-------- Source information
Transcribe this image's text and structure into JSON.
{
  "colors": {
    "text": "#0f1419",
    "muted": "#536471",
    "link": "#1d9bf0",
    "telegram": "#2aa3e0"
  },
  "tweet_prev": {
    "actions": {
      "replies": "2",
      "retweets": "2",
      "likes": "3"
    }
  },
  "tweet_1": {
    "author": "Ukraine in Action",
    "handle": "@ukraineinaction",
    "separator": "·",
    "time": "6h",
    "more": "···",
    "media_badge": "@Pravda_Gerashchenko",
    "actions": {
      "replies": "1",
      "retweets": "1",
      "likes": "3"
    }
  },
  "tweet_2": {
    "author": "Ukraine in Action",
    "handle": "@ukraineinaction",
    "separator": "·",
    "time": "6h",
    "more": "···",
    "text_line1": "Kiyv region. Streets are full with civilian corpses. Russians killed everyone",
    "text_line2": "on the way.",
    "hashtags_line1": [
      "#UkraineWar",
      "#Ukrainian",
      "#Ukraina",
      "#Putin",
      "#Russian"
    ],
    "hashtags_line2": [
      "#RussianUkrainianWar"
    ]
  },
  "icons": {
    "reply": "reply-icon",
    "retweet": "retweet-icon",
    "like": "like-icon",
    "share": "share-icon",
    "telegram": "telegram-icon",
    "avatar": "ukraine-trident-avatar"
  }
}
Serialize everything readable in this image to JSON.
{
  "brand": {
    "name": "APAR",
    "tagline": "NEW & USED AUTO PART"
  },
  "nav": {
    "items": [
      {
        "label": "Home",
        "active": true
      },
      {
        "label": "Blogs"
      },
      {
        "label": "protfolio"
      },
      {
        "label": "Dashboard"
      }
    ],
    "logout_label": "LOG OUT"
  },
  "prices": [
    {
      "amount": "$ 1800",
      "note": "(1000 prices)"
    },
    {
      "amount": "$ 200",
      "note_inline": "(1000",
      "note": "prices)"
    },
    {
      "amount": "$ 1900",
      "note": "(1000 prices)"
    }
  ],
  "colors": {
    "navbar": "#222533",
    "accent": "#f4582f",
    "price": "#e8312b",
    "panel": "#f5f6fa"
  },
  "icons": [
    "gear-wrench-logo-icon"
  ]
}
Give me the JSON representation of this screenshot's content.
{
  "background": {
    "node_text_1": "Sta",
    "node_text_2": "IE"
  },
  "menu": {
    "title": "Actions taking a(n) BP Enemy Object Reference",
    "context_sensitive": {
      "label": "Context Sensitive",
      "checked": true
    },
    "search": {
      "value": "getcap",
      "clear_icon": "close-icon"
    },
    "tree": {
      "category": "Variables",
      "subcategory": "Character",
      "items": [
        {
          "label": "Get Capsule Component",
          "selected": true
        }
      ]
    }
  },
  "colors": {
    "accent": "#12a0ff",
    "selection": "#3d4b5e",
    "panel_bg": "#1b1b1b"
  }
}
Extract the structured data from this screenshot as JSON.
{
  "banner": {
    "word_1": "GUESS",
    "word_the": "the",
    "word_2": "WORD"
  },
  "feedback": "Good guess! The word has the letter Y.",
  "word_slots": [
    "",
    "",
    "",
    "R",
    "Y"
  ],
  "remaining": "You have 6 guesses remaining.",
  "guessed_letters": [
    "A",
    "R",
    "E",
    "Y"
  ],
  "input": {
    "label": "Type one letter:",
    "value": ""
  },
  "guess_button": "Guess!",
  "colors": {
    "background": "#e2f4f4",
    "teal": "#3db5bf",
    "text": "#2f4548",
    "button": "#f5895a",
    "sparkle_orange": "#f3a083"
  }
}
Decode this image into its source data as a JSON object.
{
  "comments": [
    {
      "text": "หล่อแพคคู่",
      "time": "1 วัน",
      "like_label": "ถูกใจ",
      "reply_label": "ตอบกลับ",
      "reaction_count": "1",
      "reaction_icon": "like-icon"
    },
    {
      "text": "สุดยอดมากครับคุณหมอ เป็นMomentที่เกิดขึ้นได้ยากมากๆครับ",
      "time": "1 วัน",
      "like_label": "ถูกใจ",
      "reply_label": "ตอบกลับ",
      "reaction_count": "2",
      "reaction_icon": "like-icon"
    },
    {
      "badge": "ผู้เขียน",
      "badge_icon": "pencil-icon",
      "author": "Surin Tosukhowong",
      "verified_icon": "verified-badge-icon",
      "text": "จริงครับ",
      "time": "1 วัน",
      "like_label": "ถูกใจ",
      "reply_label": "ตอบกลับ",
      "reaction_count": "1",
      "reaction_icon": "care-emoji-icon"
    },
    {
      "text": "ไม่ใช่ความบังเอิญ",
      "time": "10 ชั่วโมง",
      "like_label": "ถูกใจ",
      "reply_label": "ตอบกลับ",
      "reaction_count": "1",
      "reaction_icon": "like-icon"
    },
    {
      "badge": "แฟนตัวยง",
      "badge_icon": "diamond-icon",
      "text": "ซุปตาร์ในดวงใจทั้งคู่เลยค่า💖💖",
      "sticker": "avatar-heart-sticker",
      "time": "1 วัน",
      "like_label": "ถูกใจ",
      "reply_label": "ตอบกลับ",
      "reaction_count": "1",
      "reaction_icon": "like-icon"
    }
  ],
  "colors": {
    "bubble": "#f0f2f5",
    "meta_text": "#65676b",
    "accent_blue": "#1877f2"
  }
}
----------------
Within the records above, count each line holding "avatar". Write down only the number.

2